At this year's Black Hat convention, a cybersecurity consultant, Ruben Santamarta, will discuss how he went even further: by showing it's possible to interfere with an airplane's navigation and safety systems — while on the plane and in the air — using the plane's own Wi-Fi and in-flight entertainment systems. As Reuters reports:
"Santamarta published a 25-page research report in April that detailed what he said were multiple bugs in firmware used in satellite communications equipment made by Cobham, Harris, Hughes, Iridium and Japan Radio Co for a wide variety of industries, including aerospace, military, maritime transportation, energy and communications.
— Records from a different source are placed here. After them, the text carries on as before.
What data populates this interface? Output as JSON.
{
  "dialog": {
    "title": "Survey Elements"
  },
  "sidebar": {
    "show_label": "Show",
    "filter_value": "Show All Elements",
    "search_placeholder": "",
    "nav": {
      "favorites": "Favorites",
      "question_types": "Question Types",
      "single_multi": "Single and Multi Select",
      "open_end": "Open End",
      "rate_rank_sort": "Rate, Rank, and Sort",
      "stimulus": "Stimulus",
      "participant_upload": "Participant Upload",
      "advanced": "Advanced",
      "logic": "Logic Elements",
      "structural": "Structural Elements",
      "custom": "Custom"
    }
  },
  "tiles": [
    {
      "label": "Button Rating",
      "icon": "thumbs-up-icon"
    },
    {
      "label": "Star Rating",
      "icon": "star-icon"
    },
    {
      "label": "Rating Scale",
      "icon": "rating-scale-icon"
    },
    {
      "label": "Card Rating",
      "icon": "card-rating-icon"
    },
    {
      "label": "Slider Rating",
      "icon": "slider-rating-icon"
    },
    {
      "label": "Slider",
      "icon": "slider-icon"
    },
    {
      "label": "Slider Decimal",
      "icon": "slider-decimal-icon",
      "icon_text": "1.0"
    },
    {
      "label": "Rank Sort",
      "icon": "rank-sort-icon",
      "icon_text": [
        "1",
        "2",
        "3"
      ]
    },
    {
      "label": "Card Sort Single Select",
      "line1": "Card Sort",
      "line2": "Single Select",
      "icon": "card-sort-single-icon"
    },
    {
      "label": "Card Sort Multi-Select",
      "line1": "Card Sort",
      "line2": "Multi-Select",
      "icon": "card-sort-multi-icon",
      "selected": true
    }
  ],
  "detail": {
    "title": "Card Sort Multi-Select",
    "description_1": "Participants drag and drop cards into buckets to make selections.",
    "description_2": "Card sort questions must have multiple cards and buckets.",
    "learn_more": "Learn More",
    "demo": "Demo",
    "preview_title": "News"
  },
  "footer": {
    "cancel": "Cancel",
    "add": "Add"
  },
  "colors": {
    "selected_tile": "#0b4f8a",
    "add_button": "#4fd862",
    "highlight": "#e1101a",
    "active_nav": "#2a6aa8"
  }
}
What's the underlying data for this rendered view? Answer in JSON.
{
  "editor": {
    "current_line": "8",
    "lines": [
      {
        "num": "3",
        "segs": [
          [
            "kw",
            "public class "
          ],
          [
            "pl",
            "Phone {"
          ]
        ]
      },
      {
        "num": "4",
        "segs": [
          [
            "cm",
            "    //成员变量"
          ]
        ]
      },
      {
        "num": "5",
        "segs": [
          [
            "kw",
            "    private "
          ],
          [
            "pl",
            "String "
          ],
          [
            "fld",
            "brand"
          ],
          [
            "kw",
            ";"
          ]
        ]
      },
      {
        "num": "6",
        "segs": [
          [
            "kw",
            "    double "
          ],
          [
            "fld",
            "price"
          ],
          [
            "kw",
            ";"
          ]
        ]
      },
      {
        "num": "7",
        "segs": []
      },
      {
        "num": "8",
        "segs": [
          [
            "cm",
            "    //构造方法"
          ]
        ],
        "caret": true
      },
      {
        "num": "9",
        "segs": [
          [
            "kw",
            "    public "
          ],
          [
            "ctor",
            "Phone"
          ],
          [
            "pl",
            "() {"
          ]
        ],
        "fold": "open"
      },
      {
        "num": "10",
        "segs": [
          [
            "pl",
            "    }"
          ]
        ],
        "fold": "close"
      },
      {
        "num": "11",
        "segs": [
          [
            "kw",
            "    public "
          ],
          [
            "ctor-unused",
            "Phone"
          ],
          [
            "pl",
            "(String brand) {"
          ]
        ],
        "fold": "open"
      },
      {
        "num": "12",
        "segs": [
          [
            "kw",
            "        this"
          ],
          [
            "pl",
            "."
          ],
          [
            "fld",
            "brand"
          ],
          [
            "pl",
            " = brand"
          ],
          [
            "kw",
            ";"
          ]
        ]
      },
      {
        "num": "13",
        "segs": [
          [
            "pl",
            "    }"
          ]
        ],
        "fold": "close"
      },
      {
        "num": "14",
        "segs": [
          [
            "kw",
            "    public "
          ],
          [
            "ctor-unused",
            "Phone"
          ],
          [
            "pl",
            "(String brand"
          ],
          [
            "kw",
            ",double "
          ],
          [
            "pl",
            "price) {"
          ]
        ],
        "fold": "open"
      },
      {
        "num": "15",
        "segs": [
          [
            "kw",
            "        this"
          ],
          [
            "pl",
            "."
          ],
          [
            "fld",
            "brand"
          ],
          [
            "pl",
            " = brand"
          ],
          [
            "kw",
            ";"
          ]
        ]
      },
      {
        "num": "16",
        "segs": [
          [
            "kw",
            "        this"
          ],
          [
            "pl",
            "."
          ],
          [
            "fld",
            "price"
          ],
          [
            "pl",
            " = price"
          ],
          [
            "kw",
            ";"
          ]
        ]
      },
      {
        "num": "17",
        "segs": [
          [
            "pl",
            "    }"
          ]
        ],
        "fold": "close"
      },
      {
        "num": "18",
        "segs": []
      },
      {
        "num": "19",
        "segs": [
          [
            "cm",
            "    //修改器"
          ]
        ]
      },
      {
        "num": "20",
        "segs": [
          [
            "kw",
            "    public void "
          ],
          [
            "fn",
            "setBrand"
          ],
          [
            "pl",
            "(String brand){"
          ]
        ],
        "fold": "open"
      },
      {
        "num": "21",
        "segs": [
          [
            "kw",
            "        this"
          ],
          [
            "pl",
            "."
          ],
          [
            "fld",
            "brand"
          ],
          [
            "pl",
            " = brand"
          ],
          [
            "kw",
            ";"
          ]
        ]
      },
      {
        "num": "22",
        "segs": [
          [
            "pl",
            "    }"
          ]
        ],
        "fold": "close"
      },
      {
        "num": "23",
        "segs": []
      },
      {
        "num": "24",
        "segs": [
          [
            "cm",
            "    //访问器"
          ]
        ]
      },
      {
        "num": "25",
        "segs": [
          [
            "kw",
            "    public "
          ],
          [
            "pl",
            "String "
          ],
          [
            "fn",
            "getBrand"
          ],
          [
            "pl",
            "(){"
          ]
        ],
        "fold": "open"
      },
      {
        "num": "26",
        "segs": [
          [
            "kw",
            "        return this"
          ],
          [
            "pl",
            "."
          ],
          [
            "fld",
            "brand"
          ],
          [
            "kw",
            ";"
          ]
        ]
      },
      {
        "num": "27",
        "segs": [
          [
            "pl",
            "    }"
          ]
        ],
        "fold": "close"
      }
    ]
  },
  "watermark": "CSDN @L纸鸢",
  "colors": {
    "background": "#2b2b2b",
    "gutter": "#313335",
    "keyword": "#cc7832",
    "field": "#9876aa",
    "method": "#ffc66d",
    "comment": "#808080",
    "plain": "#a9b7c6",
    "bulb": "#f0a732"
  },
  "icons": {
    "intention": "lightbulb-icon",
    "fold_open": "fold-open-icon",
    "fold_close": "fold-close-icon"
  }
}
"The report laid out scenarios by which hackers could launch attacks, though it did not provide the level of technical details that Santamarta said he will disclose at Black Hat."
The manufacturers say the risk of break-ins is very small, but, according to Reuters, Santamarta says simple steps can be taken to make the systems more secure: "One vulnerability that Santamarta said he found in equipment from all five manufacturers was the use of 'hardcoded' log-in credentials, which are designed to let service technicians access any piece of equipment with the same login and password."
Other topics on tap for the Black Hat convention this week include an ad network data link that can let hackers take over Android phones; how Microsoft administrator tools can be used for nefarious purposes; uncorrected security gaps during desktop computers' boot-up processes; and the potential threat of hacks in computers' USB peripherals.
Chris Hopkins is a digital editor at NPR. His favorite in-flight entertainment is Delta Air Lines' trivia game that pits passengers against one another. @chopkinsmedia